Assignment
Repeat the data exactly, leaving out any image.

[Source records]
--- START ---

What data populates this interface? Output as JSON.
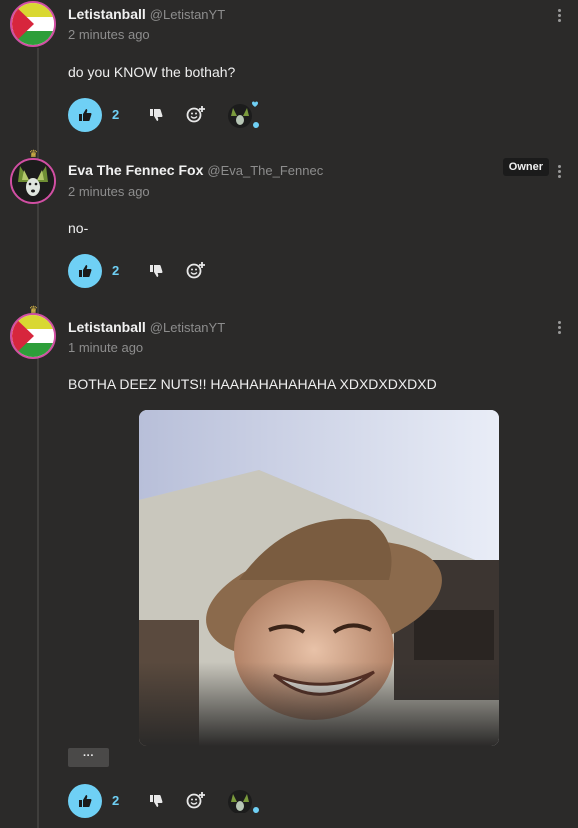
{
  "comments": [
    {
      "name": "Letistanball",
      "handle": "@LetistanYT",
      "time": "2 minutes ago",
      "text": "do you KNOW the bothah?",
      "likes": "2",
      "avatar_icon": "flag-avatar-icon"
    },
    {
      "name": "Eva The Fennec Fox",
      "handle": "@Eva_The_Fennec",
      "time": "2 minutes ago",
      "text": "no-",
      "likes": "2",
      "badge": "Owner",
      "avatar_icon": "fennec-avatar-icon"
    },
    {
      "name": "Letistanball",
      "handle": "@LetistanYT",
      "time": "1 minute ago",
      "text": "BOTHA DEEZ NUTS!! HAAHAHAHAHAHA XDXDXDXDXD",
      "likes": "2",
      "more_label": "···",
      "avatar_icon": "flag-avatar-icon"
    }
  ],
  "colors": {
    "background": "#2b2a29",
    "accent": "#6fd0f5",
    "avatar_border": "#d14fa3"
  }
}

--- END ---

Completed task
What data populates this interface? Output as JSON.
{
  "comments": [
    {
      "name": "Letistanball",
      "handle": "@LetistanYT",
      "time": "2 minutes ago",
      "text": "do you KNOW the bothah?",
      "likes": "2",
      "avatar_icon": "flag-avatar-icon"
    },
    {
      "name": "Eva The Fennec Fox",
      "handle": "@Eva_The_Fennec",
      "time": "2 minutes ago",
      "text": "no-",
      "likes": "2",
      "badge": "Owner",
      "avatar_icon": "fennec-avatar-icon"
    },
    {
      "name": "Letistanball",
      "handle": "@LetistanYT",
      "time": "1 minute ago",
      "text": "BOTHA DEEZ NUTS!! HAAHAHAHAHAHA XDXDXDXDXD",
      "likes": "2",
      "more_label": "···",
      "avatar_icon": "flag-avatar-icon"
    }
  ],
  "colors": {
    "background": "#2b2a29",
    "accent": "#6fd0f5",
    "avatar_border": "#d14fa3"
  }
}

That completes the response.